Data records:
┄┄┄┄┄┄┄┄┄┄
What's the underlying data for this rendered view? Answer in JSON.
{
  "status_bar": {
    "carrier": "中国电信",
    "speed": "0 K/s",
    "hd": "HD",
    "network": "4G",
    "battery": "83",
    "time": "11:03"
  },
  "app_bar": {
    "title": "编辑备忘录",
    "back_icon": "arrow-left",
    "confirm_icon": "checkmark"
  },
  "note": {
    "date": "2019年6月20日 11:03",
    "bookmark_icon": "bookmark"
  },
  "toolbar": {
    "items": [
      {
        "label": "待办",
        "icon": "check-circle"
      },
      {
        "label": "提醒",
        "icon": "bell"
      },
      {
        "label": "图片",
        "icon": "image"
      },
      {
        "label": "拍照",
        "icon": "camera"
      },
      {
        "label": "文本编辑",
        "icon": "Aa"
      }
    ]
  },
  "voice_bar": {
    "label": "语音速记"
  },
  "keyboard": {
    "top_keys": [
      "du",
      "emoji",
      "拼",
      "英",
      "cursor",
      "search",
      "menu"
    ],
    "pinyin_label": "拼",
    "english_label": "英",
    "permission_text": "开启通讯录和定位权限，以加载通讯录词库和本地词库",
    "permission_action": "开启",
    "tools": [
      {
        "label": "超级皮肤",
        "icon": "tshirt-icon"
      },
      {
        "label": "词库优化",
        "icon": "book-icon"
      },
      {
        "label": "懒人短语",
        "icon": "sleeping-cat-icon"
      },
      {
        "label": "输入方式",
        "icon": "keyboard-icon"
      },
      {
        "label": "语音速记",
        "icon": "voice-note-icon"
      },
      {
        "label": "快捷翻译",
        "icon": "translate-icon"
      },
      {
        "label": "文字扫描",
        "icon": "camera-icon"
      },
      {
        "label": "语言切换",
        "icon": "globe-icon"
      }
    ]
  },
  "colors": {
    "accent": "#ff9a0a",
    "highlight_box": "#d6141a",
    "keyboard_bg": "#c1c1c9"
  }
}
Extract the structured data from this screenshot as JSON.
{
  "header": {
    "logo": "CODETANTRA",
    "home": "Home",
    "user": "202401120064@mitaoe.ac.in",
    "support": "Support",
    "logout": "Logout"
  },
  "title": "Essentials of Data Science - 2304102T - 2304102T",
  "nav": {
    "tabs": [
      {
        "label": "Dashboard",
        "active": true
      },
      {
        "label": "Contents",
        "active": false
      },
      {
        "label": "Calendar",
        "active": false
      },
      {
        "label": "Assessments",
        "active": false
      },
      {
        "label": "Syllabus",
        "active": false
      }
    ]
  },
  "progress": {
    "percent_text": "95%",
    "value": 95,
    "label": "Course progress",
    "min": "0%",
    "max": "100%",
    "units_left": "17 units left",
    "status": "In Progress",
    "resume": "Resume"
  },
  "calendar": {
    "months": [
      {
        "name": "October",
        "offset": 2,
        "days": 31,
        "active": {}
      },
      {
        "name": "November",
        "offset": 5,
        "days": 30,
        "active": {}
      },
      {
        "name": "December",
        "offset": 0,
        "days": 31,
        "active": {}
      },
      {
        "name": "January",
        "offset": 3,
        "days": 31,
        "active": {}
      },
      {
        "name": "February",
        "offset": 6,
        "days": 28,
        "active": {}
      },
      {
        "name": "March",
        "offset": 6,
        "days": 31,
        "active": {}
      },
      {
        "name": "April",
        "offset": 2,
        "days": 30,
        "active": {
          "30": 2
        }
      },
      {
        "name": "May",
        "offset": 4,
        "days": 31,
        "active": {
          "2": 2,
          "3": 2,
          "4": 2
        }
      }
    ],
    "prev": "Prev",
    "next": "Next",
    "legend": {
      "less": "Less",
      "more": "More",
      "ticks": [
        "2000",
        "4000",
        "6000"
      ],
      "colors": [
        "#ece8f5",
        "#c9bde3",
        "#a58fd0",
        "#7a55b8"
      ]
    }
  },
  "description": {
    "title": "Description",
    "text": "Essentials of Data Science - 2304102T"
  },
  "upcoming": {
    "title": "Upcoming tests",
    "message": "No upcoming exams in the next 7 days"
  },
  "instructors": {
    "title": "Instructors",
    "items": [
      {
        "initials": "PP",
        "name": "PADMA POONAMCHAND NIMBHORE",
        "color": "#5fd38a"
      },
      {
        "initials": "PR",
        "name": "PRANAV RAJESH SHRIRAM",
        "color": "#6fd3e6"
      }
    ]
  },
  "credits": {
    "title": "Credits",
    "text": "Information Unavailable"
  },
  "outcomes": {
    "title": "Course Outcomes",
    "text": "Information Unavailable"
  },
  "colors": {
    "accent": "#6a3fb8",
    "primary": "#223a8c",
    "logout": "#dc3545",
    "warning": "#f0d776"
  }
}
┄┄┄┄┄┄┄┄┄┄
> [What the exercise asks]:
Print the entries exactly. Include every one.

> [Answer to this exercise]:
What's the underlying data for this rendered view? Answer in JSON.
{
  "status_bar": {
    "carrier": "中国电信",
    "speed": "0 K/s",
    "hd": "HD",
    "network": "4G",
    "battery": "83",
    "time": "11:03"
  },
  "app_bar": {
    "title": "编辑备忘录",
    "back_icon": "arrow-left",
    "confirm_icon": "checkmark"
  },
  "note": {
    "date": "2019年6月20日 11:03",
    "bookmark_icon": "bookmark"
  },
  "toolbar": {
    "items": [
      {
        "label": "待办",
        "icon": "check-circle"
      },
      {
        "label": "提醒",
        "icon": "bell"
      },
      {
        "label": "图片",
        "icon": "image"
      },
      {
        "label": "拍照",
        "icon": "camera"
      },
      {
        "label": "文本编辑",
        "icon": "Aa"
      }
    ]
  },
  "voice_bar": {
    "label": "语音速记"
  },
  "keyboard": {
    "top_keys": [
      "du",
      "emoji",
      "拼",
      "英",
      "cursor",
      "search",
      "menu"
    ],
    "pinyin_label": "拼",
    "english_label": "英",
    "permission_text": "开启通讯录和定位权限，以加载通讯录词库和本地词库",
    "permission_action": "开启",
    "tools": [
      {
        "label": "超级皮肤",
        "icon": "tshirt-icon"
      },
      {
        "label": "词库优化",
        "icon": "book-icon"
      },
      {
        "label": "懒人短语",
        "icon": "sleeping-cat-icon"
      },
      {
        "label": "输入方式",
        "icon": "keyboard-icon"
      },
      {
        "label": "语音速记",
        "icon": "voice-note-icon"
      },
      {
        "label": "快捷翻译",
        "icon": "translate-icon"
      },
      {
        "label": "文字扫描",
        "icon": "camera-icon"
      },
      {
        "label": "语言切换",
        "icon": "globe-icon"
      }
    ]
  },
  "colors": {
    "accent": "#ff9a0a",
    "highlight_box": "#d6141a",
    "keyboard_bg": "#c1c1c9"
  }
}
Extract the structured data from this screenshot as JSON.
{
  "header": {
    "logo": "CODETANTRA",
    "home": "Home",
    "user": "202401120064@mitaoe.ac.in",
    "support": "Support",
    "logout": "Logout"
  },
  "title": "Essentials of Data Science - 2304102T - 2304102T",
  "nav": {
    "tabs": [
      {
        "label": "Dashboard",
        "active": true
      },
      {
        "label": "Contents",
        "active": false
      },
      {
        "label": "Calendar",
        "active": false
      },
      {
        "label": "Assessments",
        "active": false
      },
      {
        "label": "Syllabus",
        "active": false
      }
    ]
  },
  "progress": {
    "percent_text": "95%",
    "value": 95,
    "label": "Course progress",
    "min": "0%",
    "max": "100%",
    "units_left": "17 units left",
    "status": "In Progress",
    "resume": "Resume"
  },
  "calendar": {
    "months": [
      {
        "name": "October",
        "offset": 2,
        "days": 31,
        "active": {}
      },
      {
        "name": "November",
        "offset": 5,
        "days": 30,
        "active": {}
      },
      {
        "name": "December",
        "offset": 0,
        "days": 31,
        "active": {}
      },
      {
        "name": "January",
        "offset": 3,
        "days": 31,
        "active": {}
      },
      {
        "name": "February",
        "offset": 6,
        "days": 28,
        "active": {}
      },
      {
        "name": "March",
        "offset": 6,
        "days": 31,
        "active": {}
      },
      {
        "name": "April",
        "offset": 2,
        "days": 30,
        "active": {
          "30": 2
        }
      },
      {
        "name": "May",
        "offset": 4,
        "days": 31,
        "active": {
          "2": 2,
          "3": 2,
          "4": 2
        }
      }
    ],
    "prev": "Prev",
    "next": "Next",
    "legend": {
      "less": "Less",
      "more": "More",
      "ticks": [
        "2000",
        "4000",
        "6000"
      ],
      "colors": [
        "#ece8f5",
        "#c9bde3",
        "#a58fd0",
        "#7a55b8"
      ]
    }
  },
  "description": {
    "title": "Description",
    "text": "Essentials of Data Science - 2304102T"
  },
  "upcoming": {
    "title": "Upcoming tests",
    "message": "No upcoming exams in the next 7 days"
  },
  "instructors": {
    "title": "Instructors",
    "items": [
      {
        "initials": "PP",
        "name": "PADMA POONAMCHAND NIMBHORE",
        "color": "#5fd38a"
      },
      {
        "initials": "PR",
        "name": "PRANAV RAJESH SHRIRAM",
        "color": "#6fd3e6"
      }
    ]
  },
  "credits": {
    "title": "Credits",
    "text": "Information Unavailable"
  },
  "outcomes": {
    "title": "Course Outcomes",
    "text": "Information Unavailable"
  },
  "colors": {
    "accent": "#6a3fb8",
    "primary": "#223a8c",
    "logout": "#dc3545",
    "warning": "#f0d776"
  }
}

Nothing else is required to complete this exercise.